> _ASSIGNED TASK_:
From the first line to the last, give the records again exactly and skip the pictures.

-- PROVIDED DATA follows --

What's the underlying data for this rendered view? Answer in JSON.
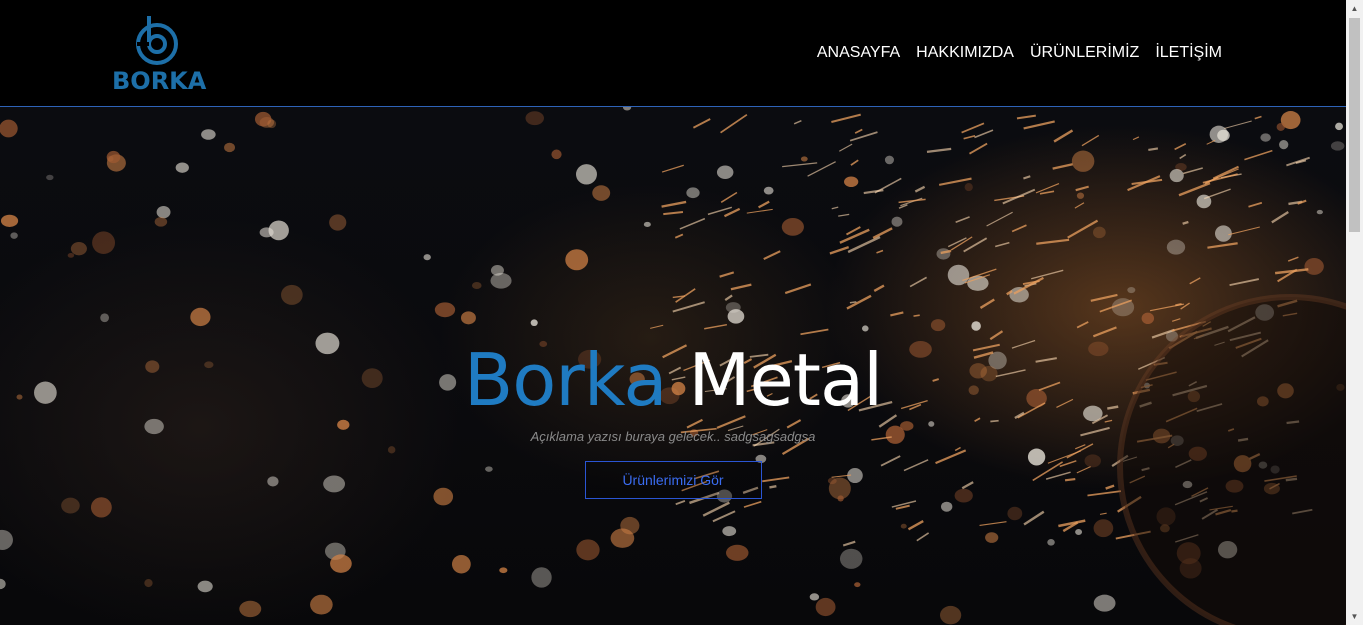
{
  "brand": {
    "name": "BORKA",
    "color": "#1d6fa8"
  },
  "nav": {
    "items": [
      "ANASAYFA",
      "HAKKIMIZDA",
      "ÜRÜNLERİMİZ",
      "İLETİŞİM"
    ]
  },
  "hero": {
    "title_part1": "Borka",
    "title_part2": "Metal",
    "subtitle": "Açıklama yazısı buraya gelecek.. sadgsagsadgsa",
    "button_label": "Ürünlerimizi Gör",
    "accent_color": "#1f7bc2",
    "button_color": "#2a55d4",
    "background": "welding sparks photo"
  },
  "scrollbar": {
    "up_icon": "▲",
    "down_icon": "▼"
  }
}
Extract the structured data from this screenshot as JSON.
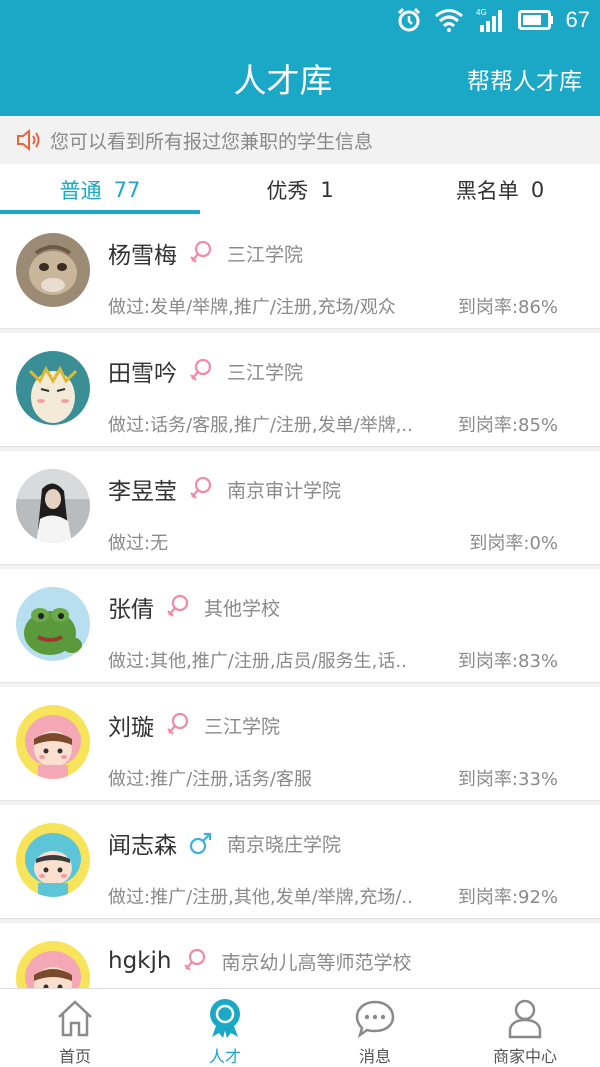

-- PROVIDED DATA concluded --

> _REPLY_:
What's the underlying data for this rendered view? Answer in JSON.
{
  "brand": {
    "name": "BORKA",
    "color": "#1d6fa8"
  },
  "nav": {
    "items": [
      "ANASAYFA",
      "HAKKIMIZDA",
      "ÜRÜNLERİMİZ",
      "İLETİŞİM"
    ]
  },
  "hero": {
    "title_part1": "Borka",
    "title_part2": "Metal",
    "subtitle": "Açıklama yazısı buraya gelecek.. sadgsagsadgsa",
    "button_label": "Ürünlerimizi Gör",
    "accent_color": "#1f7bc2",
    "button_color": "#2a55d4",
    "background": "welding sparks photo"
  },
  "scrollbar": {
    "up_icon": "▲",
    "down_icon": "▼"
  }
}
Extract the structured data from this screenshot as JSON.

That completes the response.